No matter, which dresscode is required. Make sure, your outfit is properly and in order, before you meet the face control. Also make sure you wear clean shoes, etc.
Not that you run into the same problem, as me a while go. I stood infront of Mix Club and we were refused entry, because of me. I have a pair of skinny jeans (which I retired after that) that had the tendency to open the zipper by itself. So, I end up standing infront of the bouncer, a little drunk at 5 am, with my pants wide open downstairs, flashing my underwear. The guy had mercy, though. After a good laugh and telling me, what the problem was (so I can fix it), he let us inside.
2. Drunk? Drugged up?
A Moscow facecontrol bouncer has seen it all and immediately understands, if you had one too many drinks, or you took something else to enlighten your evening. They won’t let you inside, if they think that you could become a problem or disturb any of the other guests. So better get your act together and give your best to pretend to be sober, while you are waiting to get inside the club.
3. Groups & friends
Usually we don’t go out alone and are accompanied by someone else. Often these guys are the problem. May it be, that they are not dressed well, being drunk or simply just being too many. Here are some unspoken rules.
- Never come in groups of more than 4 people (unless you have paid for a table). If you are more than 4, split up in several groups, arriving slightly delayed in time.
- Don’t bring (too many) girls (or men) with you. There are enough in the club.
- Make sure your friends fit in the club in terms of style and personality. You may be a great fit, but are your friends?

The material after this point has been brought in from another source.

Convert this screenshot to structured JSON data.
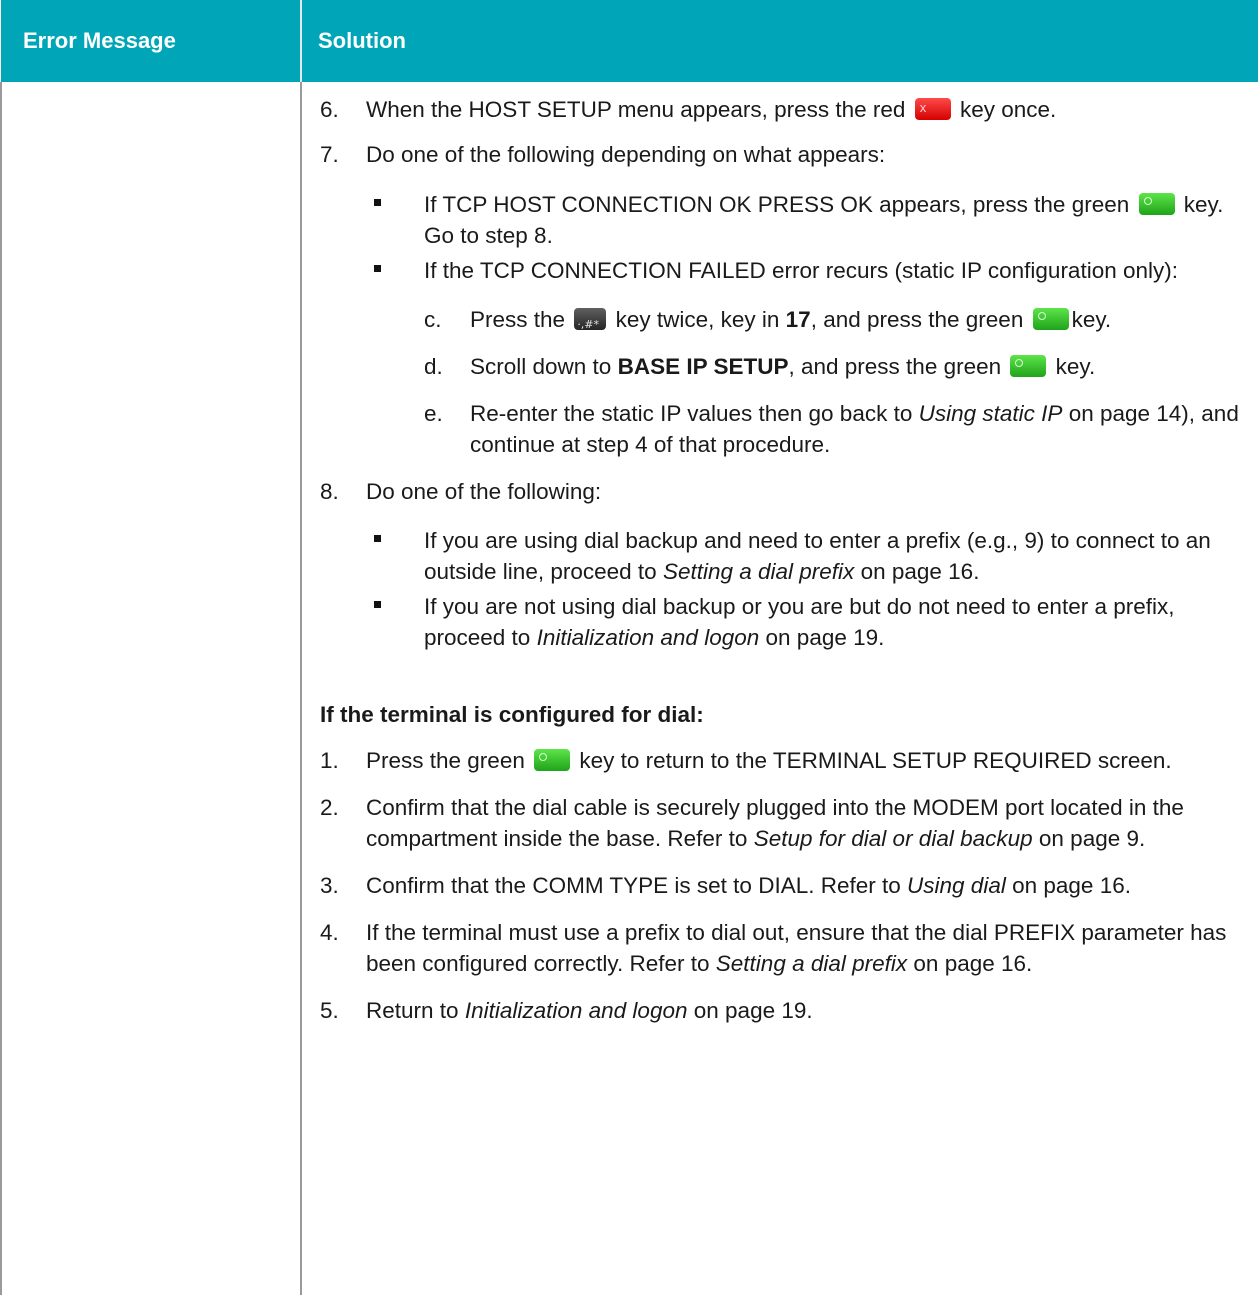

- Don’t get hyper and yell around in front of the club. Stay calm and controlled, even as a group, with all of that excitement for the upcoming party.
Last, but not least. Prepare yourself and try to speak at least a bit of Russian. A simple “Strastvutje” (a formal hello) or “Dobre vecher!” (Good evening) with a smile, will be much appreciated and break the ice. At least, it worked for me in 95% of the cases.
Guest list & a table booking
A guest list slot doesn’t mean, you can avoid the clearing of the face-control guy, but it usually means, that you know someone inside of the club and are primarily, a welcomed member of their community. Note that many venues don’t run a guestlist at all. Others have a guest-list and you may find your way to get on it, but you are still refused, so your list slot is worthless, because one of the above mentioned reasons. The easiest way for the club to refuse you, is to not find your name on the guest-list. It is a nice way of saying, that you are not conform with their facecontrol requirements.
A table booking typically gets you inside with ease and some dress code issues will be overlooked, unless you hit a total NO-GO, like the shoes I mentioned above. Tables are not so expensive anymore and usually you pay a deposit, which means you will get drinks and food for the spent amount. If you are in a group, larger than 4 people, booking a table may totally be worth it, especially if you split the cost. A table booking will get you inside with ease and a VIP status, apart from the respect of the other table owners and lots of beautiful girls, waiting for you to invite them to your table.
That’s about it. This should work in all 3 segments. From the top to the lower class. My 5 cents about Moscow’s clubs door polices. And for sure it helps to say “Spasibo” (Thank You) and “Dobre noche” (Good Night) or “Dobe utra” (Good morning) to the facecontrol guy and the security guards, when you leave the venue. It will be remembered next time, when you return.